Electric Zoo 2012 Fool’s Gold Tent: A-Trak Slays With Scratches
If record labels were religious sects, then I would have officially been converted under the altar of Fool’s Gold by the prophet A-Trak. On the hottest day of Zoo (and I mean that literally and metaphorically), the perfectly curated Fool’s Gold Clubhouse served some of the freshest sets of the fest. From co-founders Nick Catchdubs to A-Trak and everyone in between, the Fool’s Gold takeover rattled Riverside non-stop, complete with that lovable caped and gold faced mascot.

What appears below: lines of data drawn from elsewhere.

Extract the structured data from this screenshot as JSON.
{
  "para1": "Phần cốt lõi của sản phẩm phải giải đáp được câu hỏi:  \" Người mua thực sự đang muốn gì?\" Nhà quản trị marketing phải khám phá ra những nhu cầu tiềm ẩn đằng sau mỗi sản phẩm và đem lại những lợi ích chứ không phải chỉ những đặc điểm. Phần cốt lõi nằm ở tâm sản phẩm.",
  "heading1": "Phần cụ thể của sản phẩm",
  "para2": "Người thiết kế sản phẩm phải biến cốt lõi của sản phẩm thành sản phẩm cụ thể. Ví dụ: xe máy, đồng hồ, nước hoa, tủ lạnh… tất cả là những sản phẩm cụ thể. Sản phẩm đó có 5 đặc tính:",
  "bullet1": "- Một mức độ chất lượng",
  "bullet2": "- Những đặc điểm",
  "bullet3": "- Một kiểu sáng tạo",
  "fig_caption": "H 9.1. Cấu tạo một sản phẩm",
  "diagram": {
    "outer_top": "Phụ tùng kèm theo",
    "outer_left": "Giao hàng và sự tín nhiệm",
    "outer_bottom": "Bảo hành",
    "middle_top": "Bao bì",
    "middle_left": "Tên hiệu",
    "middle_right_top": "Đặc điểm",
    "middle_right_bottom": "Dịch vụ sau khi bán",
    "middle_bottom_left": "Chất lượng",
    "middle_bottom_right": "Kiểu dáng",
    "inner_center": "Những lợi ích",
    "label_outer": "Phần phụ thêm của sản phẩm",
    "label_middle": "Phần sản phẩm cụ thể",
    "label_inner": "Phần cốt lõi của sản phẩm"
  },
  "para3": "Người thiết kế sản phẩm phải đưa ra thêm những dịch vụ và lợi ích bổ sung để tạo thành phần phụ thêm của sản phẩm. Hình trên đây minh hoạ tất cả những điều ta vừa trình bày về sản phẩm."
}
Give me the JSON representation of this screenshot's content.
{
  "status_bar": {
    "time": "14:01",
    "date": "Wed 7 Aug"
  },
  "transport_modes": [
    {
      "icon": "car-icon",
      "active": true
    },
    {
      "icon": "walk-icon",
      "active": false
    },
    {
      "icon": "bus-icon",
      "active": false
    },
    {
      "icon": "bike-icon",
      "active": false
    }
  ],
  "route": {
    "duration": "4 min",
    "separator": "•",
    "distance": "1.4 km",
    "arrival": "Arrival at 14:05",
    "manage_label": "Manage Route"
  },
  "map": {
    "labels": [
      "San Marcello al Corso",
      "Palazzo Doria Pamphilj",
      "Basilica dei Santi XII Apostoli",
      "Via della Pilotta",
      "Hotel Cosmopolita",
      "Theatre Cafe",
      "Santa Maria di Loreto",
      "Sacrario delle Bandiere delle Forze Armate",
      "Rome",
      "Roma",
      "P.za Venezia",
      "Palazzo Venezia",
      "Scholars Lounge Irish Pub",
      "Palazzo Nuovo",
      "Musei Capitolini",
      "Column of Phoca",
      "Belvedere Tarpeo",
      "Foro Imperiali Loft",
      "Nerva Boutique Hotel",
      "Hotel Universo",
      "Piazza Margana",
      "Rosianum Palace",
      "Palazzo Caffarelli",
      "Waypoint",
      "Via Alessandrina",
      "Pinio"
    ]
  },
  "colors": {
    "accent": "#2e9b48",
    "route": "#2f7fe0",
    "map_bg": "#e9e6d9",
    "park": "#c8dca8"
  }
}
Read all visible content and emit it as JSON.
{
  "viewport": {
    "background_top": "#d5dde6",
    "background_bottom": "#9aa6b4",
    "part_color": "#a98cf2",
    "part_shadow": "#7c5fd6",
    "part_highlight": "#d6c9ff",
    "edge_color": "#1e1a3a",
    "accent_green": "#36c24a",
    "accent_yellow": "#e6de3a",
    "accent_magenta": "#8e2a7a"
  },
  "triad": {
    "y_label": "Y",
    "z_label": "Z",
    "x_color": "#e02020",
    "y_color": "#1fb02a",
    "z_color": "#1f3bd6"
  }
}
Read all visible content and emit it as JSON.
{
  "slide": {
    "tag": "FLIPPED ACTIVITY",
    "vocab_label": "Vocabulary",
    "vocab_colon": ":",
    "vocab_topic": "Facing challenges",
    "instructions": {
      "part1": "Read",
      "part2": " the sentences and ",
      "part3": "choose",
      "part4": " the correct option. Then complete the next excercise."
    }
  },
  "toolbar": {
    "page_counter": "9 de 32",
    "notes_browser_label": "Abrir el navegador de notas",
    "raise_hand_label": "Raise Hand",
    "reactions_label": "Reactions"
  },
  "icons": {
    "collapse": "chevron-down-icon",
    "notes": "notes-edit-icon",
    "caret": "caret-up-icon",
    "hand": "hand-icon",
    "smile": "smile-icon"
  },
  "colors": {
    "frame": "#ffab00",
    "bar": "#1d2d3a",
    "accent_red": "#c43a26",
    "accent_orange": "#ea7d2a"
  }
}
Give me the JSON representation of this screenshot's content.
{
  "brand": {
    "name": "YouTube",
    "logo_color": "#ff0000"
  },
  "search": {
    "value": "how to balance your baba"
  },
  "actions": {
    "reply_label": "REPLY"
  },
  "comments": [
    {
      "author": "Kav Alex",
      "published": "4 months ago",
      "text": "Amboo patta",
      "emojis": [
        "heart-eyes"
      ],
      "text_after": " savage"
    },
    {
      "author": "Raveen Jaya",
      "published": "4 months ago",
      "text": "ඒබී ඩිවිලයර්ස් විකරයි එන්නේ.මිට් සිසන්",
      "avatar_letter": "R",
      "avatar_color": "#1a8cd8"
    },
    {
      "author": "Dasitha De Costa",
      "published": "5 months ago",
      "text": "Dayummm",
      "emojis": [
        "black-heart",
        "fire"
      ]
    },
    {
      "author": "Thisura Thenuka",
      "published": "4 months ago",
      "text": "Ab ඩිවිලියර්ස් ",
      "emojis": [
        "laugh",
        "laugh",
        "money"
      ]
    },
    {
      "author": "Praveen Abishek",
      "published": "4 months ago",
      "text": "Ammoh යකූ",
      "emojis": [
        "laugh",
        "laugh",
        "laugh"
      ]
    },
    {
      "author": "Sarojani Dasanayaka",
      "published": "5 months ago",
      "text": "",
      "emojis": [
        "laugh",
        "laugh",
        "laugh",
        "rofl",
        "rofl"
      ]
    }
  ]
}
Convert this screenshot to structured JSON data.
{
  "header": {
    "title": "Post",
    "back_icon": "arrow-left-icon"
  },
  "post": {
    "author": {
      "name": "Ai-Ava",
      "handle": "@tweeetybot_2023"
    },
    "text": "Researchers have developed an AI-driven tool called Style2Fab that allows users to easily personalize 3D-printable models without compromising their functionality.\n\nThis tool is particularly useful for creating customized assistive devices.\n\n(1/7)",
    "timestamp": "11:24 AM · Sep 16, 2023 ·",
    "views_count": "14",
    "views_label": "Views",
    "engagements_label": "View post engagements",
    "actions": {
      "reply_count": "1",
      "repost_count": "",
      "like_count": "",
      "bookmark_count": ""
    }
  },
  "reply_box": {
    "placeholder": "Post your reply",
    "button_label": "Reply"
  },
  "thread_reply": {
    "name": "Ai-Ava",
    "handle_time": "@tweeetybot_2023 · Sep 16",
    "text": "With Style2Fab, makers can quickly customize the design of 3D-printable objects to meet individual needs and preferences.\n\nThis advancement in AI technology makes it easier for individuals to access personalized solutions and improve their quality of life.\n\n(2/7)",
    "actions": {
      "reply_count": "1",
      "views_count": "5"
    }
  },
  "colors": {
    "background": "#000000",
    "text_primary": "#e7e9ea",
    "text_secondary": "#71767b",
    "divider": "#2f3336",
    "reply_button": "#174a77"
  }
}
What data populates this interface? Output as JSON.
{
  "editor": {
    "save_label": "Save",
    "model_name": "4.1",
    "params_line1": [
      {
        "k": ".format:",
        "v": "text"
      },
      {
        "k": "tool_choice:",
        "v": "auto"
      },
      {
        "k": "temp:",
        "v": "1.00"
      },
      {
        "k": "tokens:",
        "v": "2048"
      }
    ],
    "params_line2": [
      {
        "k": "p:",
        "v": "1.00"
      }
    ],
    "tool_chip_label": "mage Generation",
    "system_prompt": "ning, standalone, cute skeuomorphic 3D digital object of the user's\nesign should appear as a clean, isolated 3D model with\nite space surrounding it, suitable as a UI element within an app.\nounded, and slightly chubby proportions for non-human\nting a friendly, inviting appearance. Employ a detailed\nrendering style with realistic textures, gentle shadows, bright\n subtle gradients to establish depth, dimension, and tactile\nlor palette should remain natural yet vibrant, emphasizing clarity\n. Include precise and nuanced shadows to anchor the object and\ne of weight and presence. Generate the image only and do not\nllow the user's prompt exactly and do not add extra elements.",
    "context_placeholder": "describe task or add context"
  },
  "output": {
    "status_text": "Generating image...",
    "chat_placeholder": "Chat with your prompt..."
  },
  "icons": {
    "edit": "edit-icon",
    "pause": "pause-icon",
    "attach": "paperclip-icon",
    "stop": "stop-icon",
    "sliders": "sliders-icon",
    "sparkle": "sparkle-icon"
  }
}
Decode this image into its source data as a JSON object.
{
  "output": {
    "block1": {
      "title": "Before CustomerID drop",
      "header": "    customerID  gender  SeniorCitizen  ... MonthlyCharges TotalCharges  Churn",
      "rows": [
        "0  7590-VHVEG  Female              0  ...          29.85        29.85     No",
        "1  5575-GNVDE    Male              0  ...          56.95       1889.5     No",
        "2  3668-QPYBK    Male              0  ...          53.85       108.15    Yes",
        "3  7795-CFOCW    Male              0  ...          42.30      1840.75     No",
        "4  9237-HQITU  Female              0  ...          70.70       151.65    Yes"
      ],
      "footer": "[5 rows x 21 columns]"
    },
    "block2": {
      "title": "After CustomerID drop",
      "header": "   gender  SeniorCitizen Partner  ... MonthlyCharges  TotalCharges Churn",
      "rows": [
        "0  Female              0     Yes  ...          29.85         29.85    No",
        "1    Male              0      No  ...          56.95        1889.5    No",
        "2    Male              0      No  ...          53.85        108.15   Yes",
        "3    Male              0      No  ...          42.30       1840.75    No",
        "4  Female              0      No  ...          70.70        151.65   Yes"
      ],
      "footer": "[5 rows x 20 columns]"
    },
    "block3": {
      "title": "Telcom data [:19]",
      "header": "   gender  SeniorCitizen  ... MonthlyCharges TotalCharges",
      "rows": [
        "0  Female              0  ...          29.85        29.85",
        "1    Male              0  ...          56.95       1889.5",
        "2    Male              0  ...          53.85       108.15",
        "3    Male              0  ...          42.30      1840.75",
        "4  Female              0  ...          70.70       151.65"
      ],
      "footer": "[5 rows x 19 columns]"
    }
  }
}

Gesaffelstein pumped the tent with deep house grooves. Nadastrom gave midday festival goers a reason to bounce. After A-Trak introduced him and his hair, Dillon Francis slayed with a diverse set littered with Sour Patch synths, moombah madness and a sort of obligatory amplification that left no room for down time. As usual, he threw in a crowd pleasing throw back, a Vengaboys classic, which clearly hit the right chord for all in attendance. Including “80s Fitness,” an at the time unreleased and highly anticipated nugget of bass madness by Koan Sound, was the icing on this cracked out cake of a set.
Following up with a glitchy genre defying spasm hour was Jack Beats who delighted with booms, pops, whoops and plenty of recently released Careless EP. As the sun set on a magical first day, the long locks of Tommy Trash whipped back and forth through out a trashed out set that went hard with bumps and grinds of beats and bass.
After hours of jumping and bumping, the time came to put on our 3D glasses (because we live in the future and all the Riverside headliner visuals were in 3D) and await the turntable god. From the moment he approached the decks, A-Trak had as much control over his audience as he did the needles he scratched so artfully over vinyl. It was game over from then on. He sang along to his remix of Martin Solveig’s “The Night Out,” and the crowd bounced with him as he loomed over the decks. He encouraged the audience to let out their inner beast during “Big Bad Wolf,” and the tent exploded with howls. He indulged tired ears with a freestyle scratch set over Zinc collab jam “Stingray” and transitioned through a drum and bass tempo into trap and back. For lovers of his monthly Fool’s Gold Radio mix, he closed out the set with last month’s tastiest tracks, Boys Noize’s acid house boomer,”XTC,” and Funkin’ Matt’s “I Wish.”
And what’s an A-Trak set without a final foray into the land of supreme scratching. The way he fidgets and caresses the turntable is, in a word, cool. The comparison has been made that DJs are the new rock stars, and of course every one of them can be analogous to a front man, but only true turn-tablists can achieve the same aesthetic that, say, a Jimi Hendrix could through a guitar solo. That fluidity of motion through the fingers doesn’t happen at every set and it make for an awe-inspiring, dare I say mind altering, experience.
I don’t believe in much, but after last weekend, I believe in Fool’s Gold.